Deadstock fabric: it’s an unusual and somewhat unsettling phrase, but it’s also an important one. What is deadstock fabric, you may ask? In previous decades, those fabrics would have been unceremoniously thrown away, but today, deadstock fabric is finding a new life with companies that understand the importance of sustainability in the fashion industry.
What is deadstock fabric?
Deadstock fabrics are essentially fashion industry leftovers that would normally have been thrown away after a certain amount of time. The term itself refers to fabric that, for one reason or another, fashion companies just haven’t been able to sell. It could be that the garments or fabric had small imperfections or damages. It could be that the company that ordered it, overestimated their needs. Whatever the reason, the fabric is considered “deadstock.”

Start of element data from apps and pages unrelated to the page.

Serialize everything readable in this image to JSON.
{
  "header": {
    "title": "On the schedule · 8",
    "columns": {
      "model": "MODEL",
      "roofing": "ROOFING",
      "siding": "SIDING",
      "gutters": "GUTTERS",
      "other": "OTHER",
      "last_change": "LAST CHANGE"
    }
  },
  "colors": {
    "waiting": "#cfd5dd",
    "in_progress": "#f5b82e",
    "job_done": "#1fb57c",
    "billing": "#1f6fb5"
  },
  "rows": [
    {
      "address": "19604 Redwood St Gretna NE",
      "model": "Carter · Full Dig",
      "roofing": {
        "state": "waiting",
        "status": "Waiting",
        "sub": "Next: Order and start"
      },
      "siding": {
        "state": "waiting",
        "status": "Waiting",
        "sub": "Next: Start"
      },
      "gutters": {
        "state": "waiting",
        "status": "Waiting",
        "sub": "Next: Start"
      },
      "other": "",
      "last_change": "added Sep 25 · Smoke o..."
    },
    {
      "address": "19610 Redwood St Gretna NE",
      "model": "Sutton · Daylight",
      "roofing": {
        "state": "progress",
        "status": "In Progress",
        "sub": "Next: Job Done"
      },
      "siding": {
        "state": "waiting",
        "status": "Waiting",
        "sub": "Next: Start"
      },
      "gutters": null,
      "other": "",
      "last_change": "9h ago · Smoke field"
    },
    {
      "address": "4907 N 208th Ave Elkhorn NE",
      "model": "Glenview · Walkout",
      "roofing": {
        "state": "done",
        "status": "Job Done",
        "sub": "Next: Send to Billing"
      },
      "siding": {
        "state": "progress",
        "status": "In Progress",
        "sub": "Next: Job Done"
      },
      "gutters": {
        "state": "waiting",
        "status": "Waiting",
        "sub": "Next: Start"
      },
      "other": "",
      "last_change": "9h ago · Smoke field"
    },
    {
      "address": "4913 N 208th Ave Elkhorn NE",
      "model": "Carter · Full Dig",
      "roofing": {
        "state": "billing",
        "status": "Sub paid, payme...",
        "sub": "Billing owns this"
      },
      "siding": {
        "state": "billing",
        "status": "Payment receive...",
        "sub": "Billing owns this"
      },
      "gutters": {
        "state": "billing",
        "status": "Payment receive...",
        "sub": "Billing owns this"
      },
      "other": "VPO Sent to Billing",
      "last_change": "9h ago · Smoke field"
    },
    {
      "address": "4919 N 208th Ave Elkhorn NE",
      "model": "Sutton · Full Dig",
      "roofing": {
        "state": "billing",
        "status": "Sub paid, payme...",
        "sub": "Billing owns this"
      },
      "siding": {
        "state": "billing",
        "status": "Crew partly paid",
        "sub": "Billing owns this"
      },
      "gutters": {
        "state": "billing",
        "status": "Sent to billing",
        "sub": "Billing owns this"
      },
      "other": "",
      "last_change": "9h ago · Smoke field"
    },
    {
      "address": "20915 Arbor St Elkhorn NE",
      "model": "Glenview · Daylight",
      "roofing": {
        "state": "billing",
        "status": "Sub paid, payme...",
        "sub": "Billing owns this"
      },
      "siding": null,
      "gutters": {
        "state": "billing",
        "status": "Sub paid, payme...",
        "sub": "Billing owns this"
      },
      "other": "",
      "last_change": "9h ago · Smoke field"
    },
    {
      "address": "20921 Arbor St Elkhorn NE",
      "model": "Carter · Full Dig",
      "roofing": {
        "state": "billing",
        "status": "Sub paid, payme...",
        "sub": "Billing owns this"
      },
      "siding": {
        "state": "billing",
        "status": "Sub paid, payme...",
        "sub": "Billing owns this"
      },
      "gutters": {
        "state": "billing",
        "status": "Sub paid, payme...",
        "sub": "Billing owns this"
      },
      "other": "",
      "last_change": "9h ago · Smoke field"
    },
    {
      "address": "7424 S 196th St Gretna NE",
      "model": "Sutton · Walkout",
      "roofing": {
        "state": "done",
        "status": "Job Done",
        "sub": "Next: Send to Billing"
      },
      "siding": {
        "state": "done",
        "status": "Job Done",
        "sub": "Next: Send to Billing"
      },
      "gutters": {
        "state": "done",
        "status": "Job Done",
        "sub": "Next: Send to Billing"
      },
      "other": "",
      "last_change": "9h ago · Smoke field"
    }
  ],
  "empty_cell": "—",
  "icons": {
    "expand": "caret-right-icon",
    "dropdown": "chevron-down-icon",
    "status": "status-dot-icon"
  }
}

Today, some companies and designers are working to give deadstock fabrics a second chance. Christy Dawn is a sustainable fashion company that works with local Los Angeles-based artisans to create one-of-a-kind fashion from reclaimed and repurposed deadstock fabric.
What makes deadstock fabric so special?
Because deadstock fabric often comes in limited amounts, designers are sometimes only able to make one or two dresses out of a specific print or fabric. In that way, Christy Dawn explains, the company is able to offer singular, sustainable, handmade looks to its customers. Other brands that use deadstock fabric include Reformation, Re/Done, Dorsu, and Liz Alig. Some companies, like Fabscrap, actually facilitate the use of these discarded fabrics by helping small designers gain access to them.
Is deadstock fabric sustainable?
There is still some debate as to whether or not deadstock fabric is actually sustainable or just another form of greenwashing. According to Virtue + Vice, the theory is that any extra fabric not “rescued” by eco-friendly clothing brands will automatically be thrown into a landfill. However, there are some claims that clothing mills in Cambodia and Bangladesh are actually intentionally overproducing garments. Why would they do this, you might ask?
By creating “too much” fabric, these fashion companies can appeal to different markets. All this “deadstock fabric” can then be sold off to eco-friendly companies that think they are doing the world a favor by saving the extra fabric. In the end, though, that overstock fabric was always meant to be used by somebody. They didn’t make too much, they made enough for the conventional fashion industry and the sustainable fashion industry.
What are some problems with deadstock fabric?
Besides the obvious problems that exist because of greenwashing, deadstock fabric does have a few more issues that might make you think twice about buying it. True deadstock fabric is usually that way because it is damaged in some way that makes the original clothing brand not want it. The patterns could be off slightly, the fabric could be flimsy, or perhaps it didn’t pass chemical or waterproof testing.
Whatever the reason might have been, there's no denying that these fabrics were rejected for some purpose. As if that weren't shady enough, most mills don’t have to disclose why the fabric ended up as deadstock prior to selling. So if the dyes on the fabric are too toxic to be worn on human skin without irritation, there’s no way of knowing until the resulting garments come to market.
Regardless of all that, the fact that so many companies are opting to use deadstock fabric is still a good sign. It means that, in some way, at least a portion of the fashion industry is becoming sensible of the environmental cost of doing business. At the same time, those companies that are utilizing the forgotten fabric in a sustainable way, are doing their part to make consumers aware of the unique options available outside of conventional fashion.